This tiny, but exceptionally focused display sets side by side three master painters of the Delft School: Carel Fabritius, Pieter de Hoogh and Johannes Vermeer.

Fabritius’s interest in illusionism is highlighted in his painting The Goldfinch, one of the fascinating pictures of the Mauritshuis in The Hague. Its startling simplicity of figure against the stark white ground has often been seen as a possible starting point for Vermeer’s Woman with a Pearl Necklace.

The Goldfinch will be hung alongside Pieter de Hoogh’s Courtyard of a House in Delft, a far more complex work from the collection of The National Gallery, London. De Hoogh was one of the most delightfully innovative painters of genre interiors and probable source of inspiration for many of Vermeer’s own works.

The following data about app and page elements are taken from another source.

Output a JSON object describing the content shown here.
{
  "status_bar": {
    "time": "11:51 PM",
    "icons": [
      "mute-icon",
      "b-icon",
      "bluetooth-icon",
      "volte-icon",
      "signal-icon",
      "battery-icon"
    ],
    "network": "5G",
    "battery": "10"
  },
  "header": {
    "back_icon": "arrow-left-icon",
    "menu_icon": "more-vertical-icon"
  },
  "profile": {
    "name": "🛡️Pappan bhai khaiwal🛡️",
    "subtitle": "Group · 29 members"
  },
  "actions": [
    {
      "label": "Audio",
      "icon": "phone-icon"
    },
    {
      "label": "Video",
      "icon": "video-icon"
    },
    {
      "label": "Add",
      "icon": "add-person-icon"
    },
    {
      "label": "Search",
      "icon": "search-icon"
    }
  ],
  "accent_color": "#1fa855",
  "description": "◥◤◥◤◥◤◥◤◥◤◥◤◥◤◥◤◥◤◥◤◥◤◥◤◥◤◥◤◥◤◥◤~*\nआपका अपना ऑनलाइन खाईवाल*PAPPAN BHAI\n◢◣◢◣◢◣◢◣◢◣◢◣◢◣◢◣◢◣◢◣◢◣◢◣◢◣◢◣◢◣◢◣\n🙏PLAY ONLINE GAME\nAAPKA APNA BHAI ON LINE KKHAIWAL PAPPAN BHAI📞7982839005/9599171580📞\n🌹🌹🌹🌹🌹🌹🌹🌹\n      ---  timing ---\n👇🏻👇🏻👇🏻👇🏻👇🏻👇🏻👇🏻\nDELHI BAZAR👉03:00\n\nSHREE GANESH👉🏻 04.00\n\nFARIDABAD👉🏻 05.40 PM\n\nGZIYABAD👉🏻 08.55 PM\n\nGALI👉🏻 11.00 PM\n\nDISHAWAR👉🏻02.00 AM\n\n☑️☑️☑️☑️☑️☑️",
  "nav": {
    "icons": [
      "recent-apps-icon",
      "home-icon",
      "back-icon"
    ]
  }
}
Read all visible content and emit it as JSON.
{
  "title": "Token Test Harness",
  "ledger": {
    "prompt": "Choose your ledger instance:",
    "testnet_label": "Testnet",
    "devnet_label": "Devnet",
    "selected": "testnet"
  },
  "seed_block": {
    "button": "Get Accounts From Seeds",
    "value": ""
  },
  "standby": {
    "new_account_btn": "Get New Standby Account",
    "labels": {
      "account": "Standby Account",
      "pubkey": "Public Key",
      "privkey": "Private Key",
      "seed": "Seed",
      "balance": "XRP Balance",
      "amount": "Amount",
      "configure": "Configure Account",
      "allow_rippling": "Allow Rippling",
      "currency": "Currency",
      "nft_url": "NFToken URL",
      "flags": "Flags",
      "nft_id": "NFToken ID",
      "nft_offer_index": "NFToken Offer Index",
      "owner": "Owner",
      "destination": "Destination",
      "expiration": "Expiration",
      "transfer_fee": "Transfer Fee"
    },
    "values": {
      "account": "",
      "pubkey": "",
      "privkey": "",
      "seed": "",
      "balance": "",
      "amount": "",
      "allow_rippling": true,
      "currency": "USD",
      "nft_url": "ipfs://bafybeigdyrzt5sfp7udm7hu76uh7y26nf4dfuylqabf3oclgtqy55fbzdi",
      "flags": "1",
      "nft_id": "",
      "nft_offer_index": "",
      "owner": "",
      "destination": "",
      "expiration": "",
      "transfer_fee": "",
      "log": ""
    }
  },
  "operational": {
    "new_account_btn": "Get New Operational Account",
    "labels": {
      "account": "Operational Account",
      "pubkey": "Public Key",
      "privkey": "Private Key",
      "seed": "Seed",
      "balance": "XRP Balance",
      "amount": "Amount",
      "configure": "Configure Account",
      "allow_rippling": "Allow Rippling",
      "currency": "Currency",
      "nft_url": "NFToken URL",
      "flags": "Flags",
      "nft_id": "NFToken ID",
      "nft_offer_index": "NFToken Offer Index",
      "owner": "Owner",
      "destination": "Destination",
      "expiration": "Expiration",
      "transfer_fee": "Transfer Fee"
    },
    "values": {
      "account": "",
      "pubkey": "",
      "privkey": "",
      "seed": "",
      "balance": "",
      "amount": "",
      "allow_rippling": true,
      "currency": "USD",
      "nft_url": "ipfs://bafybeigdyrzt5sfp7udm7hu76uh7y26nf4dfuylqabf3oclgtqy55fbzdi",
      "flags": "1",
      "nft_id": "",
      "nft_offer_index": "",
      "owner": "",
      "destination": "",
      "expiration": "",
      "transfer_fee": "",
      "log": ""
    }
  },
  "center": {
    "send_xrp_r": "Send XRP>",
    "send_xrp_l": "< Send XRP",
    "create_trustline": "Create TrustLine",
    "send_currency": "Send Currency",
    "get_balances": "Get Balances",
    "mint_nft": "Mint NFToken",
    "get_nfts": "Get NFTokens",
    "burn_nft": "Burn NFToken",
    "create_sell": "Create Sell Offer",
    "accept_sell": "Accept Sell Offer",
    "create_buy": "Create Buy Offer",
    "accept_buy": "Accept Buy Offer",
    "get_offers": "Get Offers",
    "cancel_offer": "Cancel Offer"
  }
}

Complementing these two works will be the Gallery’s own masterpiece, Vermeer’s Woman Writing a Letter with her Maid.

museum lectures:

15 February : 3.00
Johannes Vermeer ( 1632-1675)
Lecturer Dr. John Loughman, University College Dublin

17 February : 10.30
Introducing Three Masterpieces from Delft: Vermeer, Fabritius and De Hooch
Lecturer Dr Adriaan Waiboer, National Gallery of Ireland

22 February : 3.00
Carel Fabritius ( 1622-54) and Painting in Delft
Lecturer Dr John Loughman, University College Dublin

24 February : 10.30
Pieter de Hooch in the context of Dutch Painting
Lecturer William Gallagher, Royal Hibernian Academy

Rembrandt’s face discovered in Jan Lievens paintings

February 3rd, 2009

Its not every day that one discovers a portrait of Rembrandt. But now, not one, but four previously unknown images of Rembrandt’s face in works by Jan Lievens have been identified by Arthur K. Wheelock Jr., curator of northern baroque painting at the National Gallery of Art.  Wheelock said he became “vaguely conscious” that it was Rembrandt’s likeness with the artist’s puffy jowls and famous bulbous nose while he was doing research for an exhibition on Lievens soon opening at the Milwaukee Art Museum.

Although it is well known that Rembrandt and Lievens had shared ideals and experiences in the first years of their careers, this discovery sheds new light on the intimate side of their relationship.  According to Wheelock, it is Rembrandt who sits in the center of Lievens’  The Cardplayers (detail lower left) making it earliest known image of Rembrandt, just 17 years old. Rembrandt’s features can also be made out in Lievens’ Lute Player (detail upper left).

Although  considered in his own age a child prodigy, art  history has been less kind to Jan Lievens than Rembrandt.  During his adolescence, Lievens’ works were sought by princely patrons in The Hague and London before he reached the age twenty-five. But with the stellar rise in Rembrandt’s fame as the greatest artist of the Dutch golden age, Lievens’ own artistic reputation inexorably declined. This exhibition affords an overview of Lievens’ life and art drawing much needed attention to this neglected master. The catalogue essay argues that in many respects Lievens was the initiator of the stylistic and thematic developments that characterized both artists’ work in the late 1620s.

Jan Lievens: A Dutch Master Rediscovered runs February 7 to April 26 at the Milwaukee Art Museum. See the excellent website dedicated to this spectacular exhibition.